## DATA RECORDS
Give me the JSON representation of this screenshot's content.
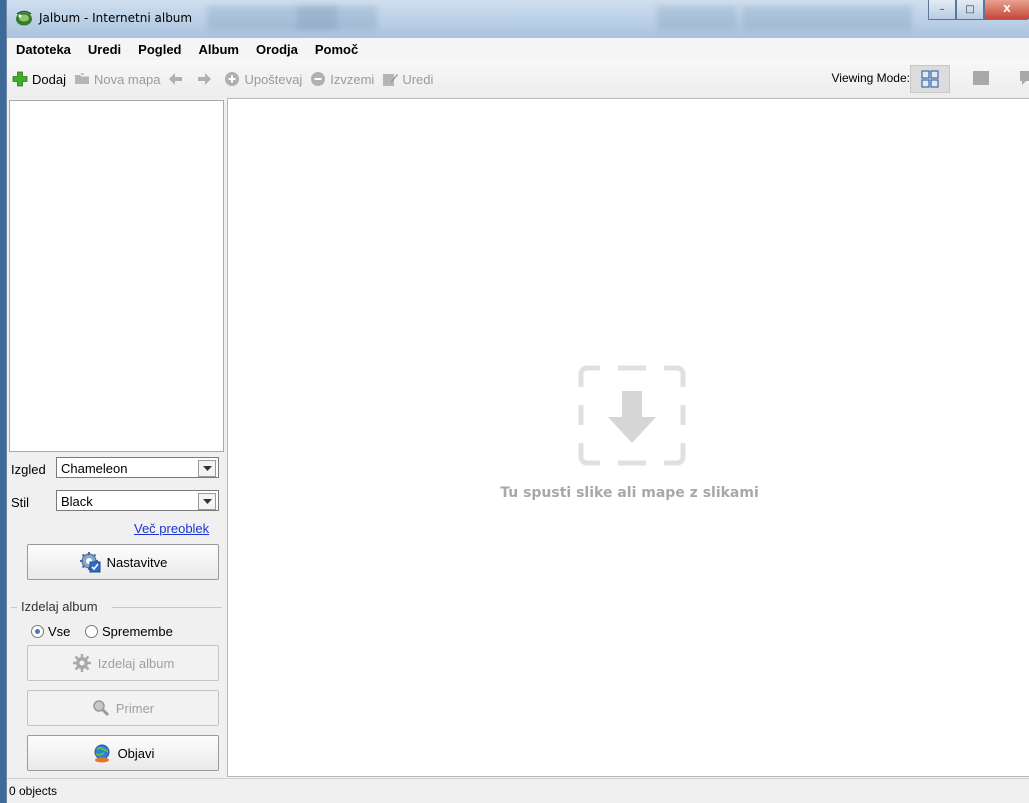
{
  "window": {
    "title": "Jalbum - Internetni album",
    "minimize": "–",
    "maximize": "□",
    "close": "X"
  },
  "menu": [
    "Datoteka",
    "Uredi",
    "Pogled",
    "Album",
    "Orodja",
    "Pomoč"
  ],
  "toolbar": {
    "add": "Dodaj",
    "new_folder": "Nova mapa",
    "include": "Upoštevaj",
    "exclude": "Izvzemi",
    "edit": "Uredi",
    "viewing_mode_label": "Viewing Mode:"
  },
  "sidebar": {
    "skin_label": "Izgled",
    "skin_value": "Chameleon",
    "style_label": "Stil",
    "style_value": "Black",
    "more_skins_link": "Več preoblek",
    "settings_button": "Nastavitve",
    "make_album_group": "Izdelaj album",
    "radio_all": "Vse",
    "radio_changes": "Spremembe",
    "make_album_button": "Izdelaj album",
    "preview_button": "Primer",
    "publish_button": "Objavi"
  },
  "main": {
    "drop_hint": "Tu spusti slike ali mape z slikami"
  },
  "status": {
    "text": "0 objects"
  }
}
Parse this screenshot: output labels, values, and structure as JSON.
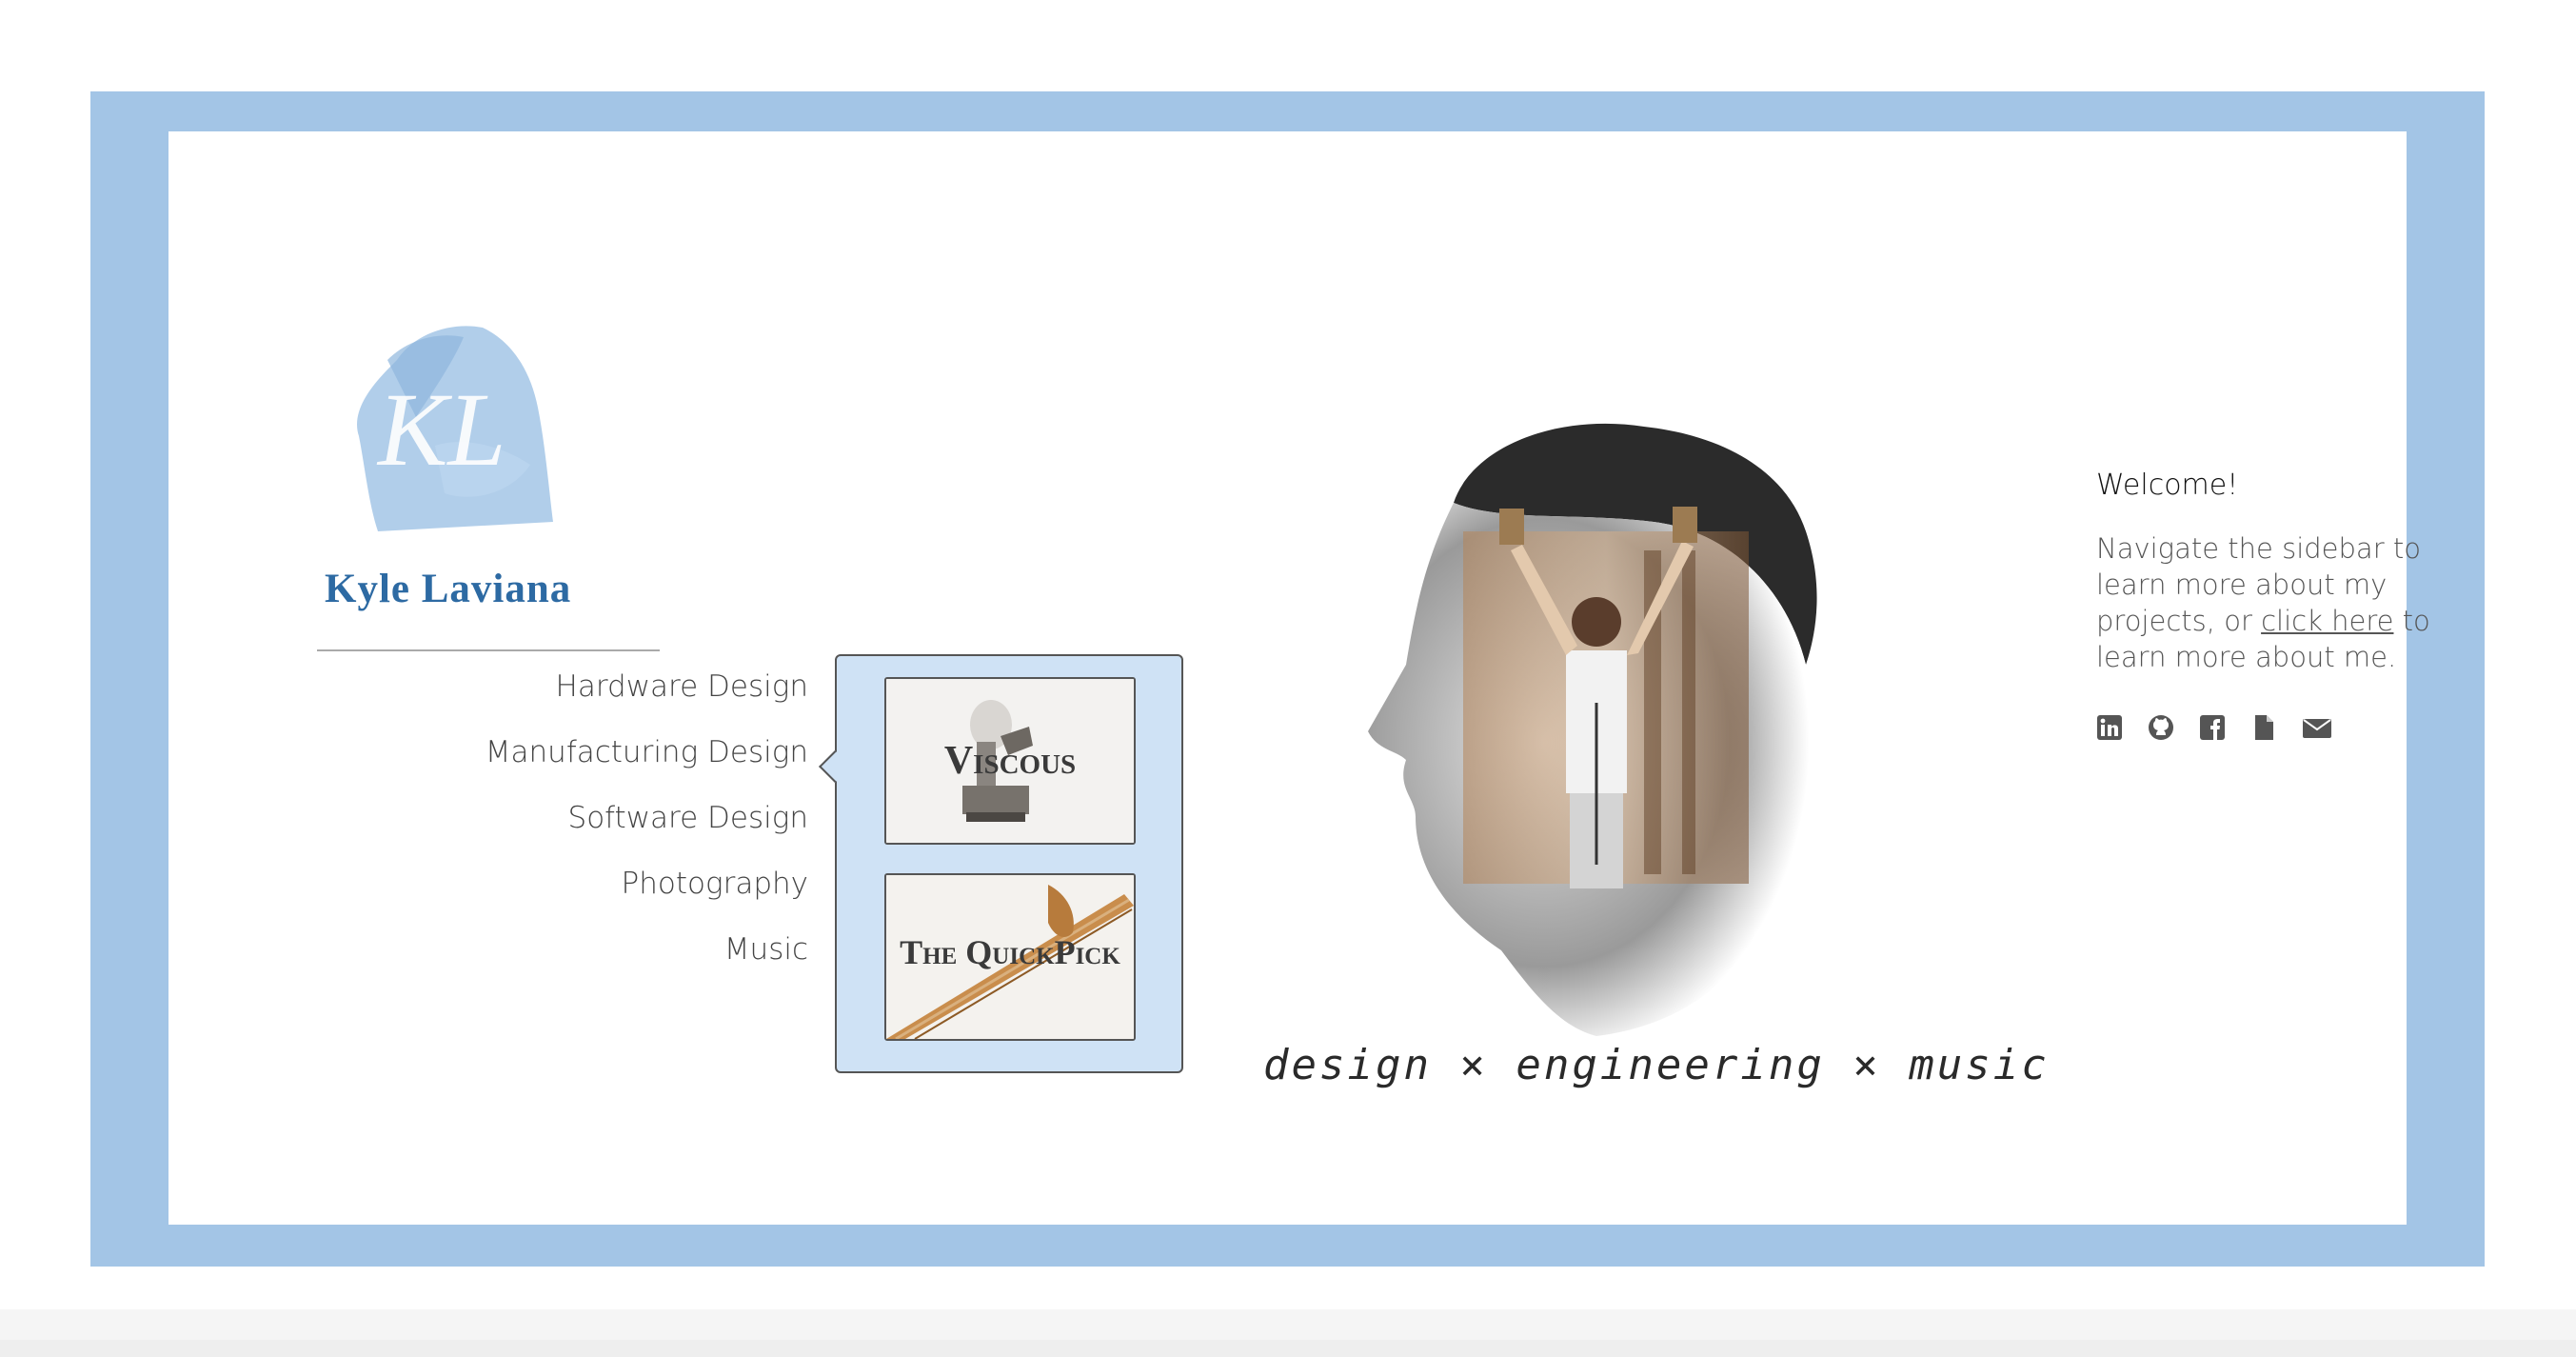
{
  "brand": {
    "name": "Kyle Laviana",
    "logo_initials": "KL",
    "accent_color": "#a3c5e6",
    "logo_color": "#2d6aa3"
  },
  "nav": {
    "items": [
      {
        "label": "Hardware Design"
      },
      {
        "label": "Manufacturing Design"
      },
      {
        "label": "Software Design"
      },
      {
        "label": "Photography"
      },
      {
        "label": "Music"
      }
    ],
    "active_index": 1
  },
  "submenu": {
    "cards": [
      {
        "label": "Viscous"
      },
      {
        "label": "The QuickPick"
      }
    ]
  },
  "hero": {
    "tagline": "design × engineering × music"
  },
  "welcome": {
    "title": "Welcome!",
    "body_before": "Navigate the sidebar to learn more about my projects, or ",
    "link": "click here",
    "body_after": " to learn more about me."
  },
  "social": {
    "icons": [
      "linkedin-icon",
      "github-icon",
      "facebook-icon",
      "document-icon",
      "envelope-icon"
    ]
  }
}
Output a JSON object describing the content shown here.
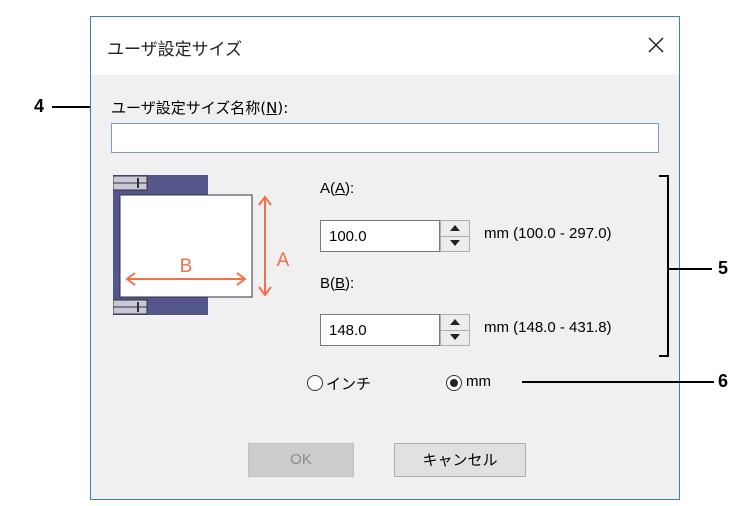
{
  "dialog": {
    "title": "ユーザ設定サイズ",
    "close_icon": "close-icon"
  },
  "name_field": {
    "label_prefix": "ユーザ設定サイズ名称(",
    "label_mnemonic": "N",
    "label_suffix": "):",
    "value": ""
  },
  "paper_diagram": {
    "label_a": "A",
    "label_b": "B",
    "accent_color": "#f0704a",
    "tray_color": "#55568a"
  },
  "field_a": {
    "label_prefix": "A(",
    "label_mnemonic": "A",
    "label_suffix": "):",
    "value": "100.0",
    "range": "mm (100.0 - 297.0)"
  },
  "field_b": {
    "label_prefix": "B(",
    "label_mnemonic": "B",
    "label_suffix": "):",
    "value": "148.0",
    "range": "mm (148.0 - 431.8)"
  },
  "units": {
    "inch_label": "インチ",
    "mm_label": "mm",
    "selected": "mm"
  },
  "buttons": {
    "ok_label": "OK",
    "cancel_label": "キャンセル"
  },
  "callouts": {
    "c4": "4",
    "c5": "5",
    "c6": "6"
  }
}
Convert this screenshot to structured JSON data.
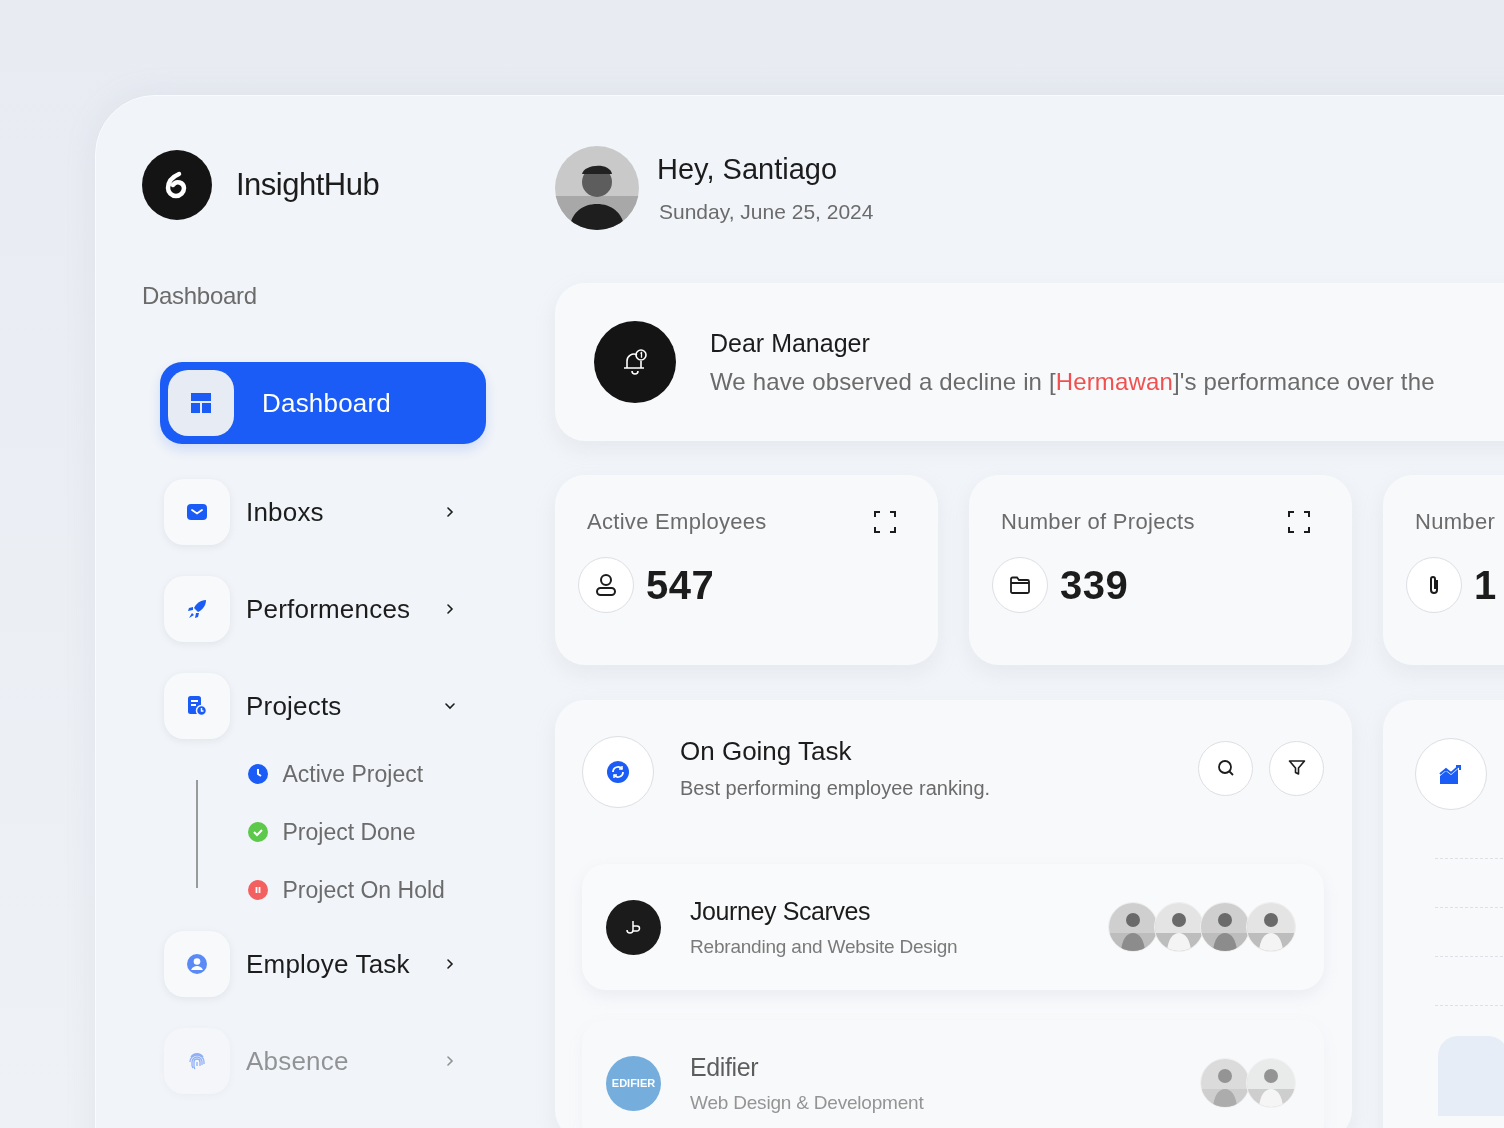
{
  "brand": {
    "name": "InsightHub"
  },
  "user": {
    "greeting": "Hey, Santiago",
    "date": "Sunday, June 25, 2024"
  },
  "sidebar": {
    "section_title": "Dashboard",
    "items": [
      {
        "label": "Dashboard",
        "kind": "layout",
        "selected": true,
        "faded": false
      },
      {
        "label": "Inboxs",
        "kind": "mail",
        "selected": false,
        "expanded": false,
        "faded": false
      },
      {
        "label": "Performences",
        "kind": "rocket",
        "selected": false,
        "expanded": false,
        "faded": false
      },
      {
        "label": "Projects",
        "kind": "doc",
        "selected": false,
        "expanded": true,
        "faded": false,
        "children": [
          {
            "label": "Active Project",
            "kind": "active",
            "color": "#1a5cf5"
          },
          {
            "label": "Project Done",
            "kind": "done",
            "color": "#5cc94a"
          },
          {
            "label": "Project On Hold",
            "kind": "hold",
            "color": "#f26060"
          }
        ]
      },
      {
        "label": "Employe Task",
        "kind": "person",
        "selected": false,
        "expanded": false,
        "faded": false
      },
      {
        "label": "Absence",
        "kind": "fingerprint",
        "selected": false,
        "expanded": false,
        "faded": true
      }
    ]
  },
  "notification": {
    "title": "Dear Manager",
    "message_start": "We have observed a decline in [",
    "name": "Hermawan",
    "message_end": "]'s performance over the"
  },
  "stats": [
    {
      "label": "Active Employees",
      "value": "547",
      "kind": "user",
      "expand": true
    },
    {
      "label": "Number of Projects",
      "value": "339",
      "kind": "folder",
      "expand": true
    },
    {
      "label": "Number",
      "value": "1",
      "kind": "clip"
    }
  ],
  "task_panel": {
    "title": "On Going Task",
    "subtitle": "Best performing employee ranking.",
    "rows": [
      {
        "name": "Journey Scarves",
        "description": "Rebranding and Website Design",
        "kind": "mark",
        "faded": false
      },
      {
        "name": "Edifier",
        "description": "Web Design & Development",
        "kind": "badge",
        "logo_text": "EDIFIER",
        "faded": true
      }
    ]
  }
}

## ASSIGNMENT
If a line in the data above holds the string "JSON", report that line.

## EXERCISE RESULT
Give me the JSON representation of this screenshot's content.
Parse this screenshot: output labels, values, and structure as JSON.
Output a JSON object describing the content shown here.
Convert this screenshot to structured JSON data.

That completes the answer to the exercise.